Membranoproliferative Glomerulonephritis (MPGN) Associated with Epstein Barr Virus (EBV)

Session Information

Category: Trainee Case Report

  • 1203 Glomerular Diseases: Clinical, Outcomes, and Trials


  • Al faris, Faris, Albany Medical Center, Albany, New York, United States
  • Shahzad, Sheikh Raza, Albany Medical Center, Albany, New York, United States
  • Monrroy, Mauricio, Albany Medical Center, Albany, New York, United States
  • Hongalgi, Krishnakumar D., Albany Medical Center, Albany, New York, United States
  • Mehta, Swati, Albany Medical Center, Albany, New York, United States
  • Salman, Loay H., Albany Medical Center, Albany, New York, United States
  • Beers, Kelly H., Albany Medical Center, Albany, New York, United States

Immune complex-mediated MPGN has been commonly associated with viral infections including Hepatitis B, C, HIV and Hantavirus. We present a rare case of EBV associated MPGN successfully treated conservatively.

Case Description

A 19-year old female, previously healthy, presented with fatigue, sore throat and periorbital swelling for 3 weeks. Vitals were stable on presentation. Her EBV IgM and IgG serologies were positive while CMV was negative. UA showed proteinuria (>300mg/dL) and microscopic hematuria. Albumin was 2.9 g/dL. Spot urine protein to creatinine ratio was 2.6g/g. Urine sediment was bland. SCr was 0.72 mg/dL. Extensive serological work up was negative. Renal biopsy showed mesangial hypercellularity, double contours of capillary loops with intramembranous, subendothelial and subepithelial immune type electron dense deposits. Immunofluorescence revealed segmental globular to coarsely granular staining in the glomerular capillary walls for IgG (3+), IgA (1+), IgM (3+), kappa (2+), lambda (3+), C3 (1-2+), C1q (3+), and C4 (1+). Mesangial regions showed segmental granular staining for IgG (1+), kappa (1+), lambda (1+) and C4 (1+).
She was treated with furosemide 20mg daily as needed for swelling and lisinopril 5mg daily. Her symptoms resolved within 2 weeks of initiating treatment. She self-discontinued her medications after 4 months. On 6 month follow up, she remained asymptomatic and urine protein was undetectable.

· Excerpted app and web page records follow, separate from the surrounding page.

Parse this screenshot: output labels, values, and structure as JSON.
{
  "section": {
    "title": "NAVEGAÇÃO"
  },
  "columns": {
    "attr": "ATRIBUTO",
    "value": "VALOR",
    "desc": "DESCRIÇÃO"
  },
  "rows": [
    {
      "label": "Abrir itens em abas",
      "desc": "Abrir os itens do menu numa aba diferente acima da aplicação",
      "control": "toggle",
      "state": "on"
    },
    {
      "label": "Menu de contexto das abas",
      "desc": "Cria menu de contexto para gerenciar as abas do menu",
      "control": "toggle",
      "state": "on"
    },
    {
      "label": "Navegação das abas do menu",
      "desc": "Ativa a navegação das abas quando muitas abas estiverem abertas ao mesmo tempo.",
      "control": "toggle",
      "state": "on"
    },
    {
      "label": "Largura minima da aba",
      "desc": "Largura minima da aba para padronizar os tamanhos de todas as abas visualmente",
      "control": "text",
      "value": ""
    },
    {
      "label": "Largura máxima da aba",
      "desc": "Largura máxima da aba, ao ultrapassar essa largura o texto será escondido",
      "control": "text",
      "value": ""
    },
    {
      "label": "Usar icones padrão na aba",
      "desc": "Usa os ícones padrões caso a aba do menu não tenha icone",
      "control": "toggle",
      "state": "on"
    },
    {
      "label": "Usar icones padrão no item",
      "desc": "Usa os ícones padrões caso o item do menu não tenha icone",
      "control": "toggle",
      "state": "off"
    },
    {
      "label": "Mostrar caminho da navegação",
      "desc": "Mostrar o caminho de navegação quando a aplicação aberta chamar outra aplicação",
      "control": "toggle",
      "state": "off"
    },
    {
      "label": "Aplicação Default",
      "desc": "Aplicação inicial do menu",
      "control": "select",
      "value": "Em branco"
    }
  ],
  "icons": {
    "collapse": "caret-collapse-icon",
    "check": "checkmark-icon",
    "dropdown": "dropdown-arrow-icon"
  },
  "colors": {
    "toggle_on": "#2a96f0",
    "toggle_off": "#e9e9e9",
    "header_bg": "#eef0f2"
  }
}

Infectious Mononucleosis (IM) is caused by EBV. EBV primarily infects human B cells via the CD21 receptor and may infect renal tissue since the CD21 molecule has been detected in proximal tubular cells of kidneys. Further, acute EBV infection may cause immune-mediated response with deposition of immune complexes and subsequent glomerulopathy. Renal involvement is reported with 3-16% cases of acute IM. Common renal lesions include acute tubulointerstitial nephritis, membranous nephropathy, minimal change disease and vasculitic lesions. MPGN is a rare presentation of EBV and should be considered in patients with IM and proteinuria. Previous case reports have suggested that nephrotic syndrome in patients with an acute EBV infection is usually self-limiting. Our case report also suggests that MPGN associated with EBV may have a relatively benign course.